=== Material shown ===
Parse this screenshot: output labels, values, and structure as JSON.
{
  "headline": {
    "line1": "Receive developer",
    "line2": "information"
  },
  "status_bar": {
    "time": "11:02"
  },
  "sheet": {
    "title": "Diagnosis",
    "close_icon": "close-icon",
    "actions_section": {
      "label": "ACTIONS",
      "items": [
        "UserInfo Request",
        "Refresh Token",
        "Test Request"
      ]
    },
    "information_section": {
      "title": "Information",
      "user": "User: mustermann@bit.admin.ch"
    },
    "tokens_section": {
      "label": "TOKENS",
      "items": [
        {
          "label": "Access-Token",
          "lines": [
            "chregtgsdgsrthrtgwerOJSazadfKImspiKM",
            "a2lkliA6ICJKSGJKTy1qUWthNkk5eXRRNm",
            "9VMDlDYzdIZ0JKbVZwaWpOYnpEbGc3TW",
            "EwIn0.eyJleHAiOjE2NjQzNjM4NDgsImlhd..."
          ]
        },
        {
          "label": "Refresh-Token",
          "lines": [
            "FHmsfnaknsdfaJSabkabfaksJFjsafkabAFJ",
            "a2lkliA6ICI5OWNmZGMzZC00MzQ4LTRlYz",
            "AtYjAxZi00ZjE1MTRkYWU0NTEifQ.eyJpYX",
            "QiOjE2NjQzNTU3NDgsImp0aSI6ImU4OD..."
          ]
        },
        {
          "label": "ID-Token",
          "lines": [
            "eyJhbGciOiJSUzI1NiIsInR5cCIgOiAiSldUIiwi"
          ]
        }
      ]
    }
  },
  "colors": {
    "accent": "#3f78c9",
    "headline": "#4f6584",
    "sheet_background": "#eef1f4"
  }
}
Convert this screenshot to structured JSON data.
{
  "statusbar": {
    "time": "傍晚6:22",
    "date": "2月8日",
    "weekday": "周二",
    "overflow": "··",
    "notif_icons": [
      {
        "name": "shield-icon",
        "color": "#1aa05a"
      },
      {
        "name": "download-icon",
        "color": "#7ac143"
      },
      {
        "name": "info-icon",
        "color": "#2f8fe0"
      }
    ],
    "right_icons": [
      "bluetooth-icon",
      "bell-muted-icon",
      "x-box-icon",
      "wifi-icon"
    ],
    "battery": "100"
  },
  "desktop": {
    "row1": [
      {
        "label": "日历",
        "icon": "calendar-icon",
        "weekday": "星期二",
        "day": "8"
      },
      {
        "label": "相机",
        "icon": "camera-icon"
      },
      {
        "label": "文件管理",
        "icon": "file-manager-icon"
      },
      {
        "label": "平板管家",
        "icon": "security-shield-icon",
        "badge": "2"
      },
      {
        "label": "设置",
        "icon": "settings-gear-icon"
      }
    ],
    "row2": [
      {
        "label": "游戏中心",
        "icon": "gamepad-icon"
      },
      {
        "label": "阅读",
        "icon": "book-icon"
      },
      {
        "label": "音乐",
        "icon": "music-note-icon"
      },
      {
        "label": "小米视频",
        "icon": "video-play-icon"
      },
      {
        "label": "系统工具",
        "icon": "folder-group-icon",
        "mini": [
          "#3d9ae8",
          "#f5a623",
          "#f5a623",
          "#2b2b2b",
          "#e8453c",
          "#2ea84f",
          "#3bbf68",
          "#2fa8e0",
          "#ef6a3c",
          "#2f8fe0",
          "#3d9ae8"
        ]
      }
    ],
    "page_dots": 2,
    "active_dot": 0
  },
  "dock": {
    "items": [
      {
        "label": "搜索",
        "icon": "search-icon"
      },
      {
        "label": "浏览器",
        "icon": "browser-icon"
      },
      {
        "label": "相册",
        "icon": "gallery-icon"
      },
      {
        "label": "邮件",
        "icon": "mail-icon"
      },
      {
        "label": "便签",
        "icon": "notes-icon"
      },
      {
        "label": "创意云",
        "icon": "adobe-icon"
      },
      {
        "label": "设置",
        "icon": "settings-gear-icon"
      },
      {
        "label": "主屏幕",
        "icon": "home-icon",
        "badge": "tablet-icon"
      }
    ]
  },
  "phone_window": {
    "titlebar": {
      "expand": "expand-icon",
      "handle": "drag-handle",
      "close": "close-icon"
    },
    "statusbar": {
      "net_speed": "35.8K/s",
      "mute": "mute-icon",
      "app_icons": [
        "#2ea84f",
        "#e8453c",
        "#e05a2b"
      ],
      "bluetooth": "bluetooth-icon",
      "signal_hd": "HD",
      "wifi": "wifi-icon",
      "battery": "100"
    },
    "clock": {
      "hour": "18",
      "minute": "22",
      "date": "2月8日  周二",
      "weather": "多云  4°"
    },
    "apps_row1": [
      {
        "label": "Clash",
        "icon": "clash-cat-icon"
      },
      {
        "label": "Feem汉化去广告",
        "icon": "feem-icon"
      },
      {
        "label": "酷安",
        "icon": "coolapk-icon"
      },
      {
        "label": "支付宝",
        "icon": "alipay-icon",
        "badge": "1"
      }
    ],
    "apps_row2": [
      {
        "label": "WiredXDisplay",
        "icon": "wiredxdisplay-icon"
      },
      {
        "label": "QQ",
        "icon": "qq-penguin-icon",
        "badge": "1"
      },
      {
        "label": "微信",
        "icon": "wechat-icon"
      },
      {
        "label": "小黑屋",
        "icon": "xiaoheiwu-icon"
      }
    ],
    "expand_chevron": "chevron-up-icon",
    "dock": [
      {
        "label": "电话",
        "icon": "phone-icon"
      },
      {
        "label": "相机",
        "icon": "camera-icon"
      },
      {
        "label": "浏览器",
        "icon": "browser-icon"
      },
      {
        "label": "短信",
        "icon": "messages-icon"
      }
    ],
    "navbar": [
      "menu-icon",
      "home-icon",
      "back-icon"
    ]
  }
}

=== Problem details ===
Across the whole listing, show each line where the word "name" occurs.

=== Exercise answer ===
        "name": "shield-icon",
        "name": "download-icon",
        "name": "info-icon",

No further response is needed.